February 14, 2014
Never live with Ernest Hemingway
by Kirsten Reach
Oh, did you need to spit out that gum? Don’t worry, Ernest Hemingway has a wrapper you can borrow.
Hemingway was a notorious pack rat: an archivist’s dream and a roommate’s worst nightmare. Among the car insurance papers for his Plymouth station wagon, passport photos, bull fighting tickets and telegrams, you’ll also find puzzle pieces of his novels and stories.
There are also more significant items, like the secret files from his work as a war correspondent during the Battle of the Bulge, including daily recordings of the troops’ movements, and the telegram that informed him he won the Nobel Prize in 1954.
We may have mentioned last May that this collection was delivered to the JFK Library. This week, a collection of 2,000 items was released to the public through the Library. Jenny Phillips, who is Maxwell Perkins‘s granddaughter—who founded the Finca Vigia Foundation in 2004 to preserve Hemingway’s papers—was the one who negotiated with Cuba to bring these papers from Havana to the U.S.

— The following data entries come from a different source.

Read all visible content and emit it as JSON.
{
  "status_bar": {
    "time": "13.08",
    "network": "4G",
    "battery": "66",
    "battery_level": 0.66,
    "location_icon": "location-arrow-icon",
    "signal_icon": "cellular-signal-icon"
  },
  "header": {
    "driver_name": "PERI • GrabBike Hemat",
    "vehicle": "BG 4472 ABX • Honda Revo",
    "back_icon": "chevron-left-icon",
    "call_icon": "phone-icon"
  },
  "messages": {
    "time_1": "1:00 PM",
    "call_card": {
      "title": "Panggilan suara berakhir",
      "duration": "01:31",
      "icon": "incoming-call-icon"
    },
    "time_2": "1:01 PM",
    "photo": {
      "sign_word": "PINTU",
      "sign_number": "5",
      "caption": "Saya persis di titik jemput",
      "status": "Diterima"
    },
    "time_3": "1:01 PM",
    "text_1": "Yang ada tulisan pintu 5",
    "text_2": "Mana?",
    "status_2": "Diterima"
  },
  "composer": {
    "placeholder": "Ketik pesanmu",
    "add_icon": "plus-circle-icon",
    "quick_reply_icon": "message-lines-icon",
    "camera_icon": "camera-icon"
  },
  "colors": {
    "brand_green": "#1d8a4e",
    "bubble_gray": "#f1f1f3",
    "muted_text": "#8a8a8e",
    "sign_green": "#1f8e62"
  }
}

“Because of the political situation between the two countries, the Cubans held on very fast to what they had there. I think this is an extraordinary, one-of-a-kind collaboration between the two countries,” Philips told Brett Zonker of the Associated Press.
There are some gems worth exploring. In one heartfelt telegram from 1940, writer Archibald MacLeish sends a big compliment for For Whom the Bell Tolls. “The word great had stopped meaning anything in this language until your book. You have given it all its meaning back. I’m proud to have shared any part of your sky.”
Another compliment via telegram, this one from Ingrid Bergman after Hemingway received the Nobel Prize: “THE SWEDES ARENT SO DUMB AFTER ALL.”
Other papers have less historic value, but still provide, uh, inspiration for readers. Papa’s favorite burger recipe has Eric Vilas-Boas of Esquire particularly excited, and Cheryl Lu-Lien Tran of The Paris Review offers ways to recreate the ingredients that are no longer available.
“He was meticulous in all ways, deeply involved in every detail of daily life,” said Sandra Spanier, an English professor at Pennsylvania State University and general editor of the Hemingway Letters Project. “While there’s no one single bombshell document, no long-lost novel to be discovered here, these new details add texture and nuance to our understanding of the man. Hemingway was an eyewitness to 20th century history. His work both reflected his times and, in a way, shaped his times.”
In related news, a new Hemingway app is available if you’re interested in cleaning up your prose. But Ian Crouch reports that many of Hemingway’s best paragraphs hardly pass muster by Hemingway’s standards, so take heart if the algorithm thinks you’re using too many adjectives.
Kirsten Reach is an editor at Melville House.